SD Times asked analysts and tool makers how Application Life-cycle Management—the tools and processes designed to track software projects from conception to deployment to retirement—has evolved in the last few years and where it is headed. Three major themes emerged.

First, the central promise of ALM 2.0—better integration between point tools for requirements, coding and testing—never really materialized. Second, tool makers are overwhelmingly positioning their offerings as “Agile ALM.” Second, the term is so pervasive, it’s difficult to separate the “agile” marketing message from actual support for agile practices. What’s more, opinions vary on what “Agile ALM” really means. Third, technologies such as application security and virtualized testing, among others, remain largely outside the ALM process today, even though they are widely recognized to play important roles in how applications are developed and managed.

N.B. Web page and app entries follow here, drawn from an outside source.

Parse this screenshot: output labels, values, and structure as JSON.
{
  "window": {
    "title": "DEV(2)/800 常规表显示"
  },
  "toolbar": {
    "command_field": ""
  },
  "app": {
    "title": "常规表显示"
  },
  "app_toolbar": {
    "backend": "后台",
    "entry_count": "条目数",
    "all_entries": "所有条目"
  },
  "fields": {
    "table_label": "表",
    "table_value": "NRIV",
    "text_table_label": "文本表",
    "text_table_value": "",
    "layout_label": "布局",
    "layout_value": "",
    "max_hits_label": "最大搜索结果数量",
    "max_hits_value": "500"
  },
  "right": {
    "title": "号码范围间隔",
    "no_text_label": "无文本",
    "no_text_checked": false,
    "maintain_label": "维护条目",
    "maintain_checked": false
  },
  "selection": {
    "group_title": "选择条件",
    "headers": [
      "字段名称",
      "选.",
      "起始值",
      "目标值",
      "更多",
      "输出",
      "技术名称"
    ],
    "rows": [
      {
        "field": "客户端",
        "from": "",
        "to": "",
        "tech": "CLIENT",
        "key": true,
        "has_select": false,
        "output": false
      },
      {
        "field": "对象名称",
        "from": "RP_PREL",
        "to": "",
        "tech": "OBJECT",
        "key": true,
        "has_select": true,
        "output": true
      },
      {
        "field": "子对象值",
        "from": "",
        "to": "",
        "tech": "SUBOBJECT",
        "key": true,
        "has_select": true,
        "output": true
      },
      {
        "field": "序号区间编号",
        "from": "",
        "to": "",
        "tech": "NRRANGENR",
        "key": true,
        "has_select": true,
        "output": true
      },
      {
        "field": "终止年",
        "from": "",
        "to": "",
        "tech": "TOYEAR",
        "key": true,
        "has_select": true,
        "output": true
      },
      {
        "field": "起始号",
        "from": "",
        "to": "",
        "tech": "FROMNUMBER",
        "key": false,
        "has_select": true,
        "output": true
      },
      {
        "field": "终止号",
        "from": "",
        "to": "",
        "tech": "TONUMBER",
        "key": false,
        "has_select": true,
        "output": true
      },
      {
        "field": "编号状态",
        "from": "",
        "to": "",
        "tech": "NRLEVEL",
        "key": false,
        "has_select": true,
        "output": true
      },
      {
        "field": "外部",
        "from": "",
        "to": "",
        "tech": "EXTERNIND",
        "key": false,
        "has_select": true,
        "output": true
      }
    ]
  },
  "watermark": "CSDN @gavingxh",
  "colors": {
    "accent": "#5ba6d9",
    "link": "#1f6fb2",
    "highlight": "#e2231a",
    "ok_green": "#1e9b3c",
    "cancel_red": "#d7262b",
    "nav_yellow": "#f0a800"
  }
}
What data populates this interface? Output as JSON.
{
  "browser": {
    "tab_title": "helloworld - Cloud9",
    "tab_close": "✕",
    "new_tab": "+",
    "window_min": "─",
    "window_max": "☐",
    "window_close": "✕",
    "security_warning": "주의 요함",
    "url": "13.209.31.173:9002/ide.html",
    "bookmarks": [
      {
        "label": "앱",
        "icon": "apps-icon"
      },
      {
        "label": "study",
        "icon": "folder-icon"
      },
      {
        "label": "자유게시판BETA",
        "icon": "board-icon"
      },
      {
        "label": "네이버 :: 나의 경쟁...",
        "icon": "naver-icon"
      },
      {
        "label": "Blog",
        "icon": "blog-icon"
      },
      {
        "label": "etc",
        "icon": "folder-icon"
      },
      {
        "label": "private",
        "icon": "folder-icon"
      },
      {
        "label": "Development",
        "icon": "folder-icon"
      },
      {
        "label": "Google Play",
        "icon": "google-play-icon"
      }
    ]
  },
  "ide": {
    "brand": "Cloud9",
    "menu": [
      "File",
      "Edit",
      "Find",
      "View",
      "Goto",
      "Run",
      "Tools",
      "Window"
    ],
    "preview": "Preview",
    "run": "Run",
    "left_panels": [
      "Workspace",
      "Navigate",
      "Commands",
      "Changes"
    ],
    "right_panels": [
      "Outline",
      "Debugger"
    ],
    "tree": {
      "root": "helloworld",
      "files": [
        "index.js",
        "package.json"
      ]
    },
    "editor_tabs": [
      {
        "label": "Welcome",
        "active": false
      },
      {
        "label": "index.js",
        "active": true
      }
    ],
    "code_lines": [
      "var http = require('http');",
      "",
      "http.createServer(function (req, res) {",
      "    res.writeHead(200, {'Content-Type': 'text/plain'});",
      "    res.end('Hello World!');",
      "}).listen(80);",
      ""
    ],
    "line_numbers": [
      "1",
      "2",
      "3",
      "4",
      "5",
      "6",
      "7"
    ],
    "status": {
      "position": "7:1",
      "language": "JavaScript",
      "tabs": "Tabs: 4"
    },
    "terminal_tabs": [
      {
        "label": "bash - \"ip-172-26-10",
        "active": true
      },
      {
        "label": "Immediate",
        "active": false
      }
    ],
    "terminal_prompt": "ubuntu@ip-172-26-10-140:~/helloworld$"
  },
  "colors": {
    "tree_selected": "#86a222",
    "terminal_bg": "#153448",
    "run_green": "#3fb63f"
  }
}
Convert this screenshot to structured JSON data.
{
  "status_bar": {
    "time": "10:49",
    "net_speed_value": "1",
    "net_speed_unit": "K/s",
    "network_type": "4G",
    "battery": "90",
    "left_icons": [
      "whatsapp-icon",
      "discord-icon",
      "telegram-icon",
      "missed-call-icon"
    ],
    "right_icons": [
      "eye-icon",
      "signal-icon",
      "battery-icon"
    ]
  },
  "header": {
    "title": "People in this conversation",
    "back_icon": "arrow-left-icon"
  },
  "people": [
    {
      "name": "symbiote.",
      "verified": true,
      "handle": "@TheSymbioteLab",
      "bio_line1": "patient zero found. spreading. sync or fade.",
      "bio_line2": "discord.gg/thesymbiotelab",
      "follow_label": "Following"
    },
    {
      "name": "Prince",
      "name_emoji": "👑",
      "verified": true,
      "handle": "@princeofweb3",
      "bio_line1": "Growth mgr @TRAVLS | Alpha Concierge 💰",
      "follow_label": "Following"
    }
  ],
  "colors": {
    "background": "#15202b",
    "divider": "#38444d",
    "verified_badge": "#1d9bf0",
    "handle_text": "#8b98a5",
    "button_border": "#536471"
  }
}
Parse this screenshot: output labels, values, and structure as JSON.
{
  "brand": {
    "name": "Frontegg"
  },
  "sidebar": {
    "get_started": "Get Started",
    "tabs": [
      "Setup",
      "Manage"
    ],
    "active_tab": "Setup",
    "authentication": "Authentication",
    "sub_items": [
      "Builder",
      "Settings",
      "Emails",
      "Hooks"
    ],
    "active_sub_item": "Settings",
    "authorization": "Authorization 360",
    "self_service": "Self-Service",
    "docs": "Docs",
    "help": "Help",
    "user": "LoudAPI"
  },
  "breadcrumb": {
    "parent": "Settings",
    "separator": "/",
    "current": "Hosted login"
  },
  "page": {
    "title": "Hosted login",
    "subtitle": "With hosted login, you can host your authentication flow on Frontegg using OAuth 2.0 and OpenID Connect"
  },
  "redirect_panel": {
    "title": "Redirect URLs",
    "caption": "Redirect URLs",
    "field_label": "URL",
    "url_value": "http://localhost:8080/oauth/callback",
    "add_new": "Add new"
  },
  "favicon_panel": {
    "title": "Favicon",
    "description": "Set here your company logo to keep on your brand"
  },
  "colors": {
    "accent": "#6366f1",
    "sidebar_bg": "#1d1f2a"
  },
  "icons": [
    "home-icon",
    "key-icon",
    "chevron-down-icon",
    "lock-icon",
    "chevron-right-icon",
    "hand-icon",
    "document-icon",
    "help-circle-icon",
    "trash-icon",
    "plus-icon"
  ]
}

About that ALM 2.0
The plug-in ALM frameworks designed to let application teams stitch together different tool makers’ offerings without having to code the connections between them did not happen, said Forrester principal analyst David West. These frameworks were a key promise of ALM 2.0, a Forrester Research set of principles that outlined ALM’s future and gained wide backing from ALM tool makers in 2008.

West noted that Eclipse projects such as ALF and Corona, aimed at tool and process integration, have failed. Unless application delivery teams are working in the Microsoft Visual Studio, or Eclipse IDEs, “plug-in support is limited today,” he said.

In the ALM 2.0 era, tool makers were talking about a standard way to link together tools for requirements, coding and […]